As a wildlife enthusiast, I get excited at the thought of communicating with others who are passionate about observing and learning about wildlife. Since I’m lucky enough to interact online with people of all walks of life, I do take note of where I interact with some extraordinary people. The following are great communities to check out if you want to find me and others chatting about wildlife! (In no particular order…)

1) Twitter – I am continually impressed by the people I meet on Twitter. If you are a person who is passionate about something, Twitter is an excellent place to find like-minded individuals. If you are interested in finding wildlife watchers on twitter there are several ways I recommend–just by searching #wildlife, #nwf or #birding you will find new people to follow. Check out or and search those who include wildlife or a specific species in their profile.

2) Wild ObsIf you’re looking to log your wildlife sightings then there are several great places for that, but if you are savvy with a phone or want to communicate their exact location–WildObs is an excellent place to go.

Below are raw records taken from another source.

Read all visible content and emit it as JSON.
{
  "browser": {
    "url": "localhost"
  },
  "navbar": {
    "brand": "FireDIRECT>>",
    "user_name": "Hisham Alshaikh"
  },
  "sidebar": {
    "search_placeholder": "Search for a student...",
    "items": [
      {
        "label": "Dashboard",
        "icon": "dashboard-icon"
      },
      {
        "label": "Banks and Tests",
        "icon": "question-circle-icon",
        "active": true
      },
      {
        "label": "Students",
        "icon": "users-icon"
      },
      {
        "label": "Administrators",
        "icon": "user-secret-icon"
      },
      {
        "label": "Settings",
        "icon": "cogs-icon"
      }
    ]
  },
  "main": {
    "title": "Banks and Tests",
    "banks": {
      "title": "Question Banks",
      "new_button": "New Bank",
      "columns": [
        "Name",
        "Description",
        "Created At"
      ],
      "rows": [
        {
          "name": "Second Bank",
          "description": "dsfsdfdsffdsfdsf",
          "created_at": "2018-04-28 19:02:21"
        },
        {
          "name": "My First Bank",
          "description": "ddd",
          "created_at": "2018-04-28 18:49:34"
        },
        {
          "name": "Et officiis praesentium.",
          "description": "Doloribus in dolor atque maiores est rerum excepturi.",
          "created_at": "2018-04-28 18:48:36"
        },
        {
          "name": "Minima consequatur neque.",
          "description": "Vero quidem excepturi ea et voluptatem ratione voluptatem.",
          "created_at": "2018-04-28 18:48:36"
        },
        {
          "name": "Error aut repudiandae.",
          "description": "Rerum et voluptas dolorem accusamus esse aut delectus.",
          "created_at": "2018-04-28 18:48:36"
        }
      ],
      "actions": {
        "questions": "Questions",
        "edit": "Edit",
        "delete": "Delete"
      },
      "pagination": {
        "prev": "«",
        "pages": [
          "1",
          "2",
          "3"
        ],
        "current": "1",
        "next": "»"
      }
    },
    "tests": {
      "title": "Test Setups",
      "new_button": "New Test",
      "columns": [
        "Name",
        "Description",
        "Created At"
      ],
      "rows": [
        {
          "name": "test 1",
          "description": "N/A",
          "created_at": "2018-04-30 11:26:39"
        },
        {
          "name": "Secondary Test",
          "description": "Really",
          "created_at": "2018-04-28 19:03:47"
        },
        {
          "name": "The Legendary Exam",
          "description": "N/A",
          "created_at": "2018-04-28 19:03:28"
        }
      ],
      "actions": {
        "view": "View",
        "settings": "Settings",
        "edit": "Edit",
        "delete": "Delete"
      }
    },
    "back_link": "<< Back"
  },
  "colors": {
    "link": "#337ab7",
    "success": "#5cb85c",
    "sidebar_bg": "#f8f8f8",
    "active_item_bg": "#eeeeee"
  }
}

While many of the users are also active on Twitter the community and the photos shared on WildObs are freaking fun to check out and I feel like I can spend hours surfing through all the sightings. Definitely worth a try if you find yourself wishing to share the watching experience with others! Follow @WildObs

3) Wiser Earth – Aside from being a great look into the world’s conservation efforts, Wiser Earth is a community that helps bridge divides and provide meaningful resources for making the world a sustainable place. The community is full of passion and there are great wildlife resources posted throughout the site. Take a look and add a link to your favorite resource while you are at it! Follow @WiserEarth


4) Birdpost While this site does cater very specifically toward birds I couldn’t leave it out. I am really impressed with the depth this site offers while giving bird watchers flexibility and a pleasing design to organize their life-lists and track their sightings. If you consider yourself a birder and you like technology you should definitely check out this site. It’s so fun to play with!  Follow @birdpost.


Would love to hear what other sites are out there…